**REQUIRED WORK:** Lines containing the word "endommagé" are the ones to copy from the records below.
--- DATA TO EXAMINE ---
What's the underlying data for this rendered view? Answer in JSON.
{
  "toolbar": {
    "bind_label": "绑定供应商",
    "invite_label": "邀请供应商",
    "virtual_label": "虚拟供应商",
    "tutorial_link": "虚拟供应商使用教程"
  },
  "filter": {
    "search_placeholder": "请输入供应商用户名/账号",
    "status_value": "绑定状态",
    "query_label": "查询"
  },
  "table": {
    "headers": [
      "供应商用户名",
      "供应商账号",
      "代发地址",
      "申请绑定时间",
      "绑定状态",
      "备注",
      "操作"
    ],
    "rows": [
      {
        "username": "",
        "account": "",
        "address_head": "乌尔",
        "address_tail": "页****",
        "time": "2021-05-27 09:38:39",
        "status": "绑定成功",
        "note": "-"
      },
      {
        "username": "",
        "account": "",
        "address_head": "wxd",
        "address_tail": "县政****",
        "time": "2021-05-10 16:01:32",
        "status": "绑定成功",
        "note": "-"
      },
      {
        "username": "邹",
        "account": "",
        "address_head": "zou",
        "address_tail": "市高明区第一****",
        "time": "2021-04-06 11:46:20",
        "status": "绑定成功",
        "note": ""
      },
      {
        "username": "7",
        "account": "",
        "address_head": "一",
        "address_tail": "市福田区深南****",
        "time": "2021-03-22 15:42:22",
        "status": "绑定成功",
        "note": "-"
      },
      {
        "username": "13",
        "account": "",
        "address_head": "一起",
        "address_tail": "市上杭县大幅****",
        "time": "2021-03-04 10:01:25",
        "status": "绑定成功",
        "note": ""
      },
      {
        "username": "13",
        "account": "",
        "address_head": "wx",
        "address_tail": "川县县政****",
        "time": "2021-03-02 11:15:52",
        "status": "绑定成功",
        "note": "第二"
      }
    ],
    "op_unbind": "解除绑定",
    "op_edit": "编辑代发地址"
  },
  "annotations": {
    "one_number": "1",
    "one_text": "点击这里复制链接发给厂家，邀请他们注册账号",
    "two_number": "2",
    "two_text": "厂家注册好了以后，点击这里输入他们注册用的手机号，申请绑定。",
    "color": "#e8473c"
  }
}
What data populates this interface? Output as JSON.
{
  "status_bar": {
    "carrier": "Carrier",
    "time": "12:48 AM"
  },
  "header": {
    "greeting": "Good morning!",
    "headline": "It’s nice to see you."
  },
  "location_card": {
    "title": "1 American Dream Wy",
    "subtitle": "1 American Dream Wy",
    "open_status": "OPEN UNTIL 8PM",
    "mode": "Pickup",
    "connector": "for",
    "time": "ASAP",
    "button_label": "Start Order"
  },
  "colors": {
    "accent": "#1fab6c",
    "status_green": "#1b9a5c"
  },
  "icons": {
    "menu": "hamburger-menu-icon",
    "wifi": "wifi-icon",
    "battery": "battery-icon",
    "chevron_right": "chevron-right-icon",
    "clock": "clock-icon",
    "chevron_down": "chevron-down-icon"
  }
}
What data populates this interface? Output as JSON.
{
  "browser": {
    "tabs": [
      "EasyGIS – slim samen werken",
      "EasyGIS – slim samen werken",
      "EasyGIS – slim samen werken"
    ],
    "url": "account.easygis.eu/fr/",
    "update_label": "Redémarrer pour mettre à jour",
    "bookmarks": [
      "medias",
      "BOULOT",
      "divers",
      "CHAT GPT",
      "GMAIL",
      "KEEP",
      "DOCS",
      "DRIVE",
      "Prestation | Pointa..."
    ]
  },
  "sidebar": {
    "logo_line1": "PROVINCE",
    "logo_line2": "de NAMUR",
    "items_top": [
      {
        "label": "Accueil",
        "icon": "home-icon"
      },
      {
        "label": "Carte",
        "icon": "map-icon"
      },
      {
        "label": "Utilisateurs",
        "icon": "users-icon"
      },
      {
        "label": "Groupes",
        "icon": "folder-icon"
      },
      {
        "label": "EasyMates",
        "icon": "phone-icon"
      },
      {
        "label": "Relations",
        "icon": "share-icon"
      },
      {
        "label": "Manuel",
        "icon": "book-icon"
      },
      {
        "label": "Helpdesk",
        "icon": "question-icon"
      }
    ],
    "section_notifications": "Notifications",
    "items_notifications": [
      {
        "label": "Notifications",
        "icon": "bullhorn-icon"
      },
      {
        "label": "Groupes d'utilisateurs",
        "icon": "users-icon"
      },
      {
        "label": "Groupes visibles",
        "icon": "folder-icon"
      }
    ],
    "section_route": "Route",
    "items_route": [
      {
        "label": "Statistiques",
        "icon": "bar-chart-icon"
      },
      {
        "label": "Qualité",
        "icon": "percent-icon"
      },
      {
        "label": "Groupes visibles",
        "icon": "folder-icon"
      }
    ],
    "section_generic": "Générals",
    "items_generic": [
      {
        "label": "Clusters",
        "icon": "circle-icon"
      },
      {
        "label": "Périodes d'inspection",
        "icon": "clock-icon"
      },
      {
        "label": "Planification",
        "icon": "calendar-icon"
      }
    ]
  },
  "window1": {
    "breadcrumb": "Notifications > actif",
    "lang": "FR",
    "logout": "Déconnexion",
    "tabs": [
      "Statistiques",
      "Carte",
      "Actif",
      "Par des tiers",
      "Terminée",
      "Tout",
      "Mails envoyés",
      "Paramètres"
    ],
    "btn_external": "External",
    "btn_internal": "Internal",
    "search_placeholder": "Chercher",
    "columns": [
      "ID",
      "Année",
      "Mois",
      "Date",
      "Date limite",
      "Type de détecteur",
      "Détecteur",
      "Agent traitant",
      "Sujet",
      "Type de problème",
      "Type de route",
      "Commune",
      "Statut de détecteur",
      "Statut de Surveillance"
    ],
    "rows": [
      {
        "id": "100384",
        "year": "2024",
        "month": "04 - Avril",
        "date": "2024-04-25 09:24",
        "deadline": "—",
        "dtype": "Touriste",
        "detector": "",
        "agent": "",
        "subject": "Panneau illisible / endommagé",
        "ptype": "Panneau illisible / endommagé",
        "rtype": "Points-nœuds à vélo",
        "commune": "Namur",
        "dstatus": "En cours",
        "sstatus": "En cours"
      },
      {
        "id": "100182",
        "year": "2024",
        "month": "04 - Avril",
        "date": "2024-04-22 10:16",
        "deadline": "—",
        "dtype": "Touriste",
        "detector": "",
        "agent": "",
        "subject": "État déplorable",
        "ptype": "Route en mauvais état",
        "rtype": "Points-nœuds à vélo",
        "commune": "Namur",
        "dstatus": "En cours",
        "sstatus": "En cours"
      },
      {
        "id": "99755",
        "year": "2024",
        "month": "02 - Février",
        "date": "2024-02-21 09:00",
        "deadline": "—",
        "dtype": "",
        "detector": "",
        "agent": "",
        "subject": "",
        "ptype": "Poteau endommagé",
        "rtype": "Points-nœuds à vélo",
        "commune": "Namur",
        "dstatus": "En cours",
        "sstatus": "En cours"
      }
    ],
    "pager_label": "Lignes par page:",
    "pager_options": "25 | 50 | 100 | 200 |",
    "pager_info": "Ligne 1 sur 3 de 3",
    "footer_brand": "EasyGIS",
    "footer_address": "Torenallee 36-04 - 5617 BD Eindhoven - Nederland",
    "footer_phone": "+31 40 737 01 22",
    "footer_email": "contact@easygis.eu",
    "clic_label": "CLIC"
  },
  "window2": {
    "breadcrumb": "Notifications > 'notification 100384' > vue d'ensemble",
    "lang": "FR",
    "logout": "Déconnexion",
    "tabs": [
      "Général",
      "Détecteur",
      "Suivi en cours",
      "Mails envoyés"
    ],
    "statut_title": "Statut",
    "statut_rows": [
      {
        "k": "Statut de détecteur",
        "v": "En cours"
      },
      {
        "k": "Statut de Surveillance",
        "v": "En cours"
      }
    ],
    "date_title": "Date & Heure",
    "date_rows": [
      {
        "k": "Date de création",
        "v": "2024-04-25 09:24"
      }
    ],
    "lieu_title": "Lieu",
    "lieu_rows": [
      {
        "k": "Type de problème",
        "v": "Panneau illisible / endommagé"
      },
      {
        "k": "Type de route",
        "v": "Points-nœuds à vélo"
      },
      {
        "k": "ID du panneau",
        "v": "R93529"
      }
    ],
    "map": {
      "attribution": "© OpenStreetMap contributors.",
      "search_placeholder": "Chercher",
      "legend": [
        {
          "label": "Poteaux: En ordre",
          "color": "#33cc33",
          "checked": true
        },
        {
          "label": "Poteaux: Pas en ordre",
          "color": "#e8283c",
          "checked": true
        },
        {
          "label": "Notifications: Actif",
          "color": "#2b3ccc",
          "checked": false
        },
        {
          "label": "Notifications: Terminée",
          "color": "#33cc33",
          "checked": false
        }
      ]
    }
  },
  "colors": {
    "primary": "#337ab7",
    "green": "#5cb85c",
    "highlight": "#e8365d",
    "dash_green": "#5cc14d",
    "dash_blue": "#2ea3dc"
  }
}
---
**RESPONSE TO THIS EXERCISE:**
        "subject": "Panneau illisible / endommagé",
        "ptype": "Panneau illisible / endommagé",
        "ptype": "Poteau endommagé",
        "v": "Panneau illisible / endommagé"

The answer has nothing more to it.